Without skipping a line, reproduce the entries exactly.
[Opening Dataset entries section]
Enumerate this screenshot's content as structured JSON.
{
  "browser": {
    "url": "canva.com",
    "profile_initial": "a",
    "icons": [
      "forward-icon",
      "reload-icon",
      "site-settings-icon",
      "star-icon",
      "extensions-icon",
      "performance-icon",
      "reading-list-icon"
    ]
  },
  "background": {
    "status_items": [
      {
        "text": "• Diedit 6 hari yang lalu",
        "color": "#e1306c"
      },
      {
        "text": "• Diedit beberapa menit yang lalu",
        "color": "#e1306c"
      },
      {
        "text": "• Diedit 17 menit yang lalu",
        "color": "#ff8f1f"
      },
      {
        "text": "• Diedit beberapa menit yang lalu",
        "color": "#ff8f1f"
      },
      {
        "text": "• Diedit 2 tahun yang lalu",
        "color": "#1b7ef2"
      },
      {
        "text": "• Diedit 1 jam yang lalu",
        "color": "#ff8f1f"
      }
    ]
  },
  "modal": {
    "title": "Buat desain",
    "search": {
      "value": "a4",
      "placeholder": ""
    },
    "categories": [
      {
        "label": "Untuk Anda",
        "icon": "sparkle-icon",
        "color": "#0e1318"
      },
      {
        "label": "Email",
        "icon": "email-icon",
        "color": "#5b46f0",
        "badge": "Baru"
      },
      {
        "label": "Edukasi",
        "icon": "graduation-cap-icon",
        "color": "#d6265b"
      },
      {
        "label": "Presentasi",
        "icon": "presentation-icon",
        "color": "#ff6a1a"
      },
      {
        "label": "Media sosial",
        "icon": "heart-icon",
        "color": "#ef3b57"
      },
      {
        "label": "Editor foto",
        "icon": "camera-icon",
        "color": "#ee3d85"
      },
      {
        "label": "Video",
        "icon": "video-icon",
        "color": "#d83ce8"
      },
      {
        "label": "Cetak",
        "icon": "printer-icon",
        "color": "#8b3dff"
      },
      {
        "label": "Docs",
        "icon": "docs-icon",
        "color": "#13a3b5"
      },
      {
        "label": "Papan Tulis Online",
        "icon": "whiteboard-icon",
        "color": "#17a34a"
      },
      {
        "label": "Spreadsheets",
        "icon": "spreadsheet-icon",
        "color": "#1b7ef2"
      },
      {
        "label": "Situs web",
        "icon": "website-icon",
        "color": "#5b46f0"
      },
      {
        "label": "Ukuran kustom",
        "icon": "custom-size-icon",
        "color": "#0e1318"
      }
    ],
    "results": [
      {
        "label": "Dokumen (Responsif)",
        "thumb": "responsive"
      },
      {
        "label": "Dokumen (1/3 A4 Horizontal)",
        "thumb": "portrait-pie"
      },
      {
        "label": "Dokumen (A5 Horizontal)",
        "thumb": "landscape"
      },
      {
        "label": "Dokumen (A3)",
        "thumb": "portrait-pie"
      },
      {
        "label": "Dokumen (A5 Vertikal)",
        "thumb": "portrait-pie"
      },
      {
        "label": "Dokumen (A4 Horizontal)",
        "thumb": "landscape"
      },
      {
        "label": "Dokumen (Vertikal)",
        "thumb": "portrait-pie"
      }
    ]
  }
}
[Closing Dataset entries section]
Solution for this problem
Enumerate this screenshot's content as structured JSON.
{
  "browser": {
    "url": "canva.com",
    "profile_initial": "a",
    "icons": [
      "forward-icon",
      "reload-icon",
      "site-settings-icon",
      "star-icon",
      "extensions-icon",
      "performance-icon",
      "reading-list-icon"
    ]
  },
  "background": {
    "status_items": [
      {
        "text": "• Diedit 6 hari yang lalu",
        "color": "#e1306c"
      },
      {
        "text": "• Diedit beberapa menit yang lalu",
        "color": "#e1306c"
      },
      {
        "text": "• Diedit 17 menit yang lalu",
        "color": "#ff8f1f"
      },
      {
        "text": "• Diedit beberapa menit yang lalu",
        "color": "#ff8f1f"
      },
      {
        "text": "• Diedit 2 tahun yang lalu",
        "color": "#1b7ef2"
      },
      {
        "text": "• Diedit 1 jam yang lalu",
        "color": "#ff8f1f"
      }
    ]
  },
  "modal": {
    "title": "Buat desain",
    "search": {
      "value": "a4",
      "placeholder": ""
    },
    "categories": [
      {
        "label": "Untuk Anda",
        "icon": "sparkle-icon",
        "color": "#0e1318"
      },
      {
        "label": "Email",
        "icon": "email-icon",
        "color": "#5b46f0",
        "badge": "Baru"
      },
      {
        "label": "Edukasi",
        "icon": "graduation-cap-icon",
        "color": "#d6265b"
      },
      {
        "label": "Presentasi",
        "icon": "presentation-icon",
        "color": "#ff6a1a"
      },
      {
        "label": "Media sosial",
        "icon": "heart-icon",
        "color": "#ef3b57"
      },
      {
        "label": "Editor foto",
        "icon": "camera-icon",
        "color": "#ee3d85"
      },
      {
        "label": "Video",
        "icon": "video-icon",
        "color": "#d83ce8"
      },
      {
        "label": "Cetak",
        "icon": "printer-icon",
        "color": "#8b3dff"
      },
      {
        "label": "Docs",
        "icon": "docs-icon",
        "color": "#13a3b5"
      },
      {
        "label": "Papan Tulis Online",
        "icon": "whiteboard-icon",
        "color": "#17a34a"
      },
      {
        "label": "Spreadsheets",
        "icon": "spreadsheet-icon",
        "color": "#1b7ef2"
      },
      {
        "label": "Situs web",
        "icon": "website-icon",
        "color": "#5b46f0"
      },
      {
        "label": "Ukuran kustom",
        "icon": "custom-size-icon",
        "color": "#0e1318"
      }
    ],
    "results": [
      {
        "label": "Dokumen (Responsif)",
        "thumb": "responsive"
      },
      {
        "label": "Dokumen (1/3 A4 Horizontal)",
        "thumb": "portrait-pie"
      },
      {
        "label": "Dokumen (A5 Horizontal)",
        "thumb": "landscape"
      },
      {
        "label": "Dokumen (A3)",
        "thumb": "portrait-pie"
      },
      {
        "label": "Dokumen (A5 Vertikal)",
        "thumb": "portrait-pie"
      },
      {
        "label": "Dokumen (A4 Horizontal)",
        "thumb": "landscape"
      },
      {
        "label": "Dokumen (Vertikal)",
        "thumb": "portrait-pie"
      }
    ]
  }
}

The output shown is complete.